American detained in Iran suffering psychologically, ex-prisoner says

Mom of vet held in Iran worried for his health

New details are emerging about an American Navy veteran being held captive in Iran. The family of Michael White revealed this week that he's been in captivity since last summer and his mother said she has no idea about any possible charges against him.

White is the fourth American known to be held by Iran, and while CBS News has learned that Iran floated the idea of a prisoner exchange last year, State Department officials will not say whether the Trump administration is willing to negotiate. Contact between the two countries was cut off after President Trump exited the nuclear deal in May.     

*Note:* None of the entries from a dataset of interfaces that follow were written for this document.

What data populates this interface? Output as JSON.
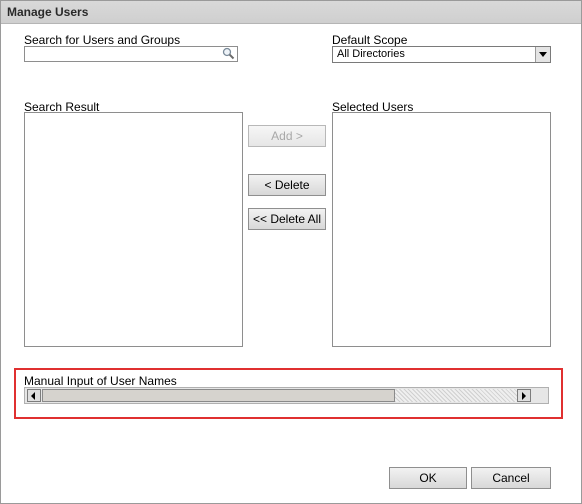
{
  "window": {
    "title": "Manage Users"
  },
  "search": {
    "label": "Search for Users and Groups",
    "value": "",
    "icon": "search-icon"
  },
  "scope": {
    "label": "Default Scope",
    "selected": "All Directories"
  },
  "search_result": {
    "label": "Search Result",
    "items": []
  },
  "selected_users": {
    "label": "Selected Users",
    "items": []
  },
  "buttons": {
    "add": "Add >",
    "delete": "< Delete",
    "delete_all": "<< Delete All",
    "ok": "OK",
    "cancel": "Cancel"
  },
  "manual_input": {
    "label": "Manual Input of User Names",
    "highlight_color": "#e03030"
  }
}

Sources tell CBS News that Iran is holding the Americans to try to extract concessions such as those received in a deal reached with President Obama. While the Trump administration offered to discuss prisoners last year, a senior administrative official said Iran turned that offer down, leaving the fate of the Americans unclear.

According to his family, the California native had traveled to Iran three times to visit an Iranian woman believed to be his girlfriend. After White didn't board his flight home from Iran in July, the 46-year-old's mother filed a missing persons report. About five months later, the State Department informed her that he is being held in an Iranian prison.

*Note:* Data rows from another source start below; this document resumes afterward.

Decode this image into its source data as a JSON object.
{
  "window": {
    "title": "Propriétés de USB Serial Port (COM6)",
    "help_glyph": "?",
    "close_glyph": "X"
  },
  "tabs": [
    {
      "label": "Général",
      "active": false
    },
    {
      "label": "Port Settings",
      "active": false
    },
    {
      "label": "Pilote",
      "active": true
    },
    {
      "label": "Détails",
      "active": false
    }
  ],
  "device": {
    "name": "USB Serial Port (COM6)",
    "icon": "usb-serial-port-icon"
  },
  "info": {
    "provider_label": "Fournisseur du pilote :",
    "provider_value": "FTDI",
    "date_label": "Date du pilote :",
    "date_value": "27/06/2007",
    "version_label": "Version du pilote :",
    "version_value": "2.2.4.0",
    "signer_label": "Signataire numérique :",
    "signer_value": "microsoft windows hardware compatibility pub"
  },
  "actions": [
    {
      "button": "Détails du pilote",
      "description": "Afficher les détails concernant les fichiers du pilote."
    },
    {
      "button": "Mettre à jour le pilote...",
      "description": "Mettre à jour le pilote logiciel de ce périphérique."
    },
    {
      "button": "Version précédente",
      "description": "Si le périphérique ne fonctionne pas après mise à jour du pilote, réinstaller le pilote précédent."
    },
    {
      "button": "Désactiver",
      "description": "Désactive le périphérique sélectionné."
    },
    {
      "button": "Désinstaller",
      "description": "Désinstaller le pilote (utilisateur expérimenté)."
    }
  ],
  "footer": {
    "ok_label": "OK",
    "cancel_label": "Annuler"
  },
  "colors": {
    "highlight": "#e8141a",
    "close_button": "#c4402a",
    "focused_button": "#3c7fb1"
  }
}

"I'm very worried about his health," she said. "He just got over cancer and I'm worried about his condition. It's very scary to me."

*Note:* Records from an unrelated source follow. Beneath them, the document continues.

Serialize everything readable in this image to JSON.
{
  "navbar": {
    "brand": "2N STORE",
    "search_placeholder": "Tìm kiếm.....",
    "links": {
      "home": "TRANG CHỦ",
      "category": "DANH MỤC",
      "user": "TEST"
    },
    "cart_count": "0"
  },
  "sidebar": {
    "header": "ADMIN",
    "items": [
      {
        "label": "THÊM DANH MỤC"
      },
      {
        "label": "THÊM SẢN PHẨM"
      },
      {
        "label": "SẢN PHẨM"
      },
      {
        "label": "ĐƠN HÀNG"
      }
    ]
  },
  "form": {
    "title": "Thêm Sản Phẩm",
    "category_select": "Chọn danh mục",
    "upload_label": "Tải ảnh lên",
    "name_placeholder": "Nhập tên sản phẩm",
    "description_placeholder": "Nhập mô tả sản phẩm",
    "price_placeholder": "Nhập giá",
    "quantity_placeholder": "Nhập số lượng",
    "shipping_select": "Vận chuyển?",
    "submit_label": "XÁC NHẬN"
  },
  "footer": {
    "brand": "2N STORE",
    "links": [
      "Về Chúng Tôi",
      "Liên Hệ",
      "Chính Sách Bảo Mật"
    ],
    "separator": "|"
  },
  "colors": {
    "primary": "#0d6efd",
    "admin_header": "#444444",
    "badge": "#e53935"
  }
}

CBS News' Roxana Saberi spoke to Ivar Farhadi, a cyberactivist and former Iranian prisoner who met White while in Vakilabad Prison in the city of Mashhad in October and broke the news of his arrest on Twitter about three weeks ago. 

According to Farhadi, White was suffering psychologically and was being held in a ward with dangerous criminals. Asked if White had been physically tortured, Farhadi said he couldn't discuss that subject with White because they were being watched. He said White told him he had not yet been charged, describing him as a "hostage."

Farhadi said that White told him he was arrested at Hasheminejad International Airport in Mashhad as he was preparing to fly to Turkey with his girlfriend to get married. As for why it took so long for White's family to know where he was, Farhadi said it's very likely that Iranian authorities threatened White's girlfriend to keep quiet. He added that White told him he was not allowed to make phone calls and had no access to a lawyer. 

Since he went public about White on Dec. 18, Farhadi said Iranian authorities have been threatening to harm him in retaliation. 

President Trump's hardline stance – exiting the nuclear deal and sanctioning Iran – has not stopped it from continuing to detain three other Americans, including Siamak Namazi and his 82-year-old father. 

Iran's foreign minister told CBS News last April that Iran is open to a prisoner swap, calling it a "possibility, certainly from a humanitarian perspective." But President Trump has vowed not to broker the type of deal that President Obama greenlit in 2016, which unfroze Iranian assets and freed four Americans, including Washington Post journalist Jason Rezaian.

"I didn't do what Obama did, give them $1.8 billion in cash to get back four hostages," Mr. Trump said in a United Nations address last September.

Christine Levinson's husband, former FBI agent Bob Levinson, has been missing in Iran since 2007. His whereabouts remain unknown.

"In order to get anything done the two countries have to speak to each other," Levinson said. "They are being kept from their families, and they need to come home."